3 View G.A. Drawing example


Remember to draw to scale and note on the drawing what it is.

Areas for consideration


Mass
Wing Fuselage Tailplane & Fin Propulsion

Mass
Mass must include payload mass, propulsion mass,

and empty weight of the aircraft To calculate Empty Mass we can use effective density Once the overall aircraft has been drawn, use length, wingspan and height to create a box round the aircraft. This volume can then be multiplied by effective density to gain a good estimation of the aircraft empty mass. Typical Value of effective density = 2.58 kg/m3

Mass Effective Density

Wing
Aerofoil Profile shape will be fixed as NACA 23015
The wing must have sufficient area to generate enough

lift Typical Wing loading (Lift/Wing area) = 4700 N/m2 where the Lift = Zero Fuel Weight = ((Empty mass + Payload mass) x 9.81) For economic wings, they should be more long and thin, like a glider, rather than a delta/triangular this gives a higher Aspect Ratio. Wing sweep aids high speed flight shouldnt need more that 45 degrees either forward or back!

Aspect Ratio examples

High Aspect Ratio

Low Aspect Ratio

Wing terms and Calculation

Mean Aerodynamic Chord

Dihedral Angle
Dihedral can be added to give the plane more wing levelling stability, so the plane flies in a straight line without the Pilot having to control the plane all the time. Positive angle is upwards.

Wing setting angle

Wing setting angle is usually a small angle, from 0 to 5 degrees gives good compromise between take off and the cruise conditions

Main Wing positioning


Place the Aerodynamic centre of the main wing behind the centre of mass of the aircraft as this will impart natural pitch stability.

Fuselage
Fuselage layout needs to be an aerodynamic envelope

that surrounds the Payload and the Pilots Payload layout is entirely down to the team

Tailplane & Fin


Size and positions can be calculated from Fin and

Tailplane volumes. Volume = Area of surface x Distance of Aerodynamic Centre from Centre of Gravity Researching and working out volumes from existing aircraft will give typical values. Centres of Gravity can be estimated by it being 1m forwards of the rear wheels. Aerodynamic Centres of Fin and Tailplane can be calculated in the same way as for the main wing.

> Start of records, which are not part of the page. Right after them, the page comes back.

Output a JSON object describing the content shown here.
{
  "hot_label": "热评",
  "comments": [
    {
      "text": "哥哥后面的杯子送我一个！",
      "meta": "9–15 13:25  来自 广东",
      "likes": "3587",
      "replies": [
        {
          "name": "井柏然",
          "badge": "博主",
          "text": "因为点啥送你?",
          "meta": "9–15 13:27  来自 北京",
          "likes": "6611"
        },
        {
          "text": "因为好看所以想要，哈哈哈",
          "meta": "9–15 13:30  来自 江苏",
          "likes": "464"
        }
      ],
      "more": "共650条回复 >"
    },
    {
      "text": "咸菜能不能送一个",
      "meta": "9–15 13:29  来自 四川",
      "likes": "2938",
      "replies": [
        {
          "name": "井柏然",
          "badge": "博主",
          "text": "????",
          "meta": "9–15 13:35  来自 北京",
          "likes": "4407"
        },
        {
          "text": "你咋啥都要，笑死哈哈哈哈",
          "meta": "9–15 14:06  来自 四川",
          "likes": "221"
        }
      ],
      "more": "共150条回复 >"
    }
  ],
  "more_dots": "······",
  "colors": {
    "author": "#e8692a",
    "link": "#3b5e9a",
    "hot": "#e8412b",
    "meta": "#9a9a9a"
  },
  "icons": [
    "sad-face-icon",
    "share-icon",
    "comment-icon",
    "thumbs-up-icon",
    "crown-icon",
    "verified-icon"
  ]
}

Example Fin Volume

Fin Volume = Tail Arm x Fin Area

Fin & Tailplane examples

Propulsion
Choice of type of engines Propeller or Jet propulsion

is a design choice. Propeller - Typical BHP/Zero Fuel Weight Ratio = 0.092 Jet - Typical Thrust/Zero Fuel Weight Ratio = 0.4 Using Zero Fuel Weight = ((Empty mass + Payload mass) x 9.81) we can work out Thrust requirement by multiplying this value by Thrust/Weight Ratio. Then choice of size, number and position of engines can be made.

Controls

Control surfaces deflect to produce aerodynamic force which the Pilot uses to control the flight direction. Angles can be suggested, and will be refined during flight testing. Aileron Span fraction is the length of both ailerons divided by the overall wing span. Moment arm is the distance from the aerodynamic centre of the aileron to the planes centre of gravity

Be innovative in design

Questions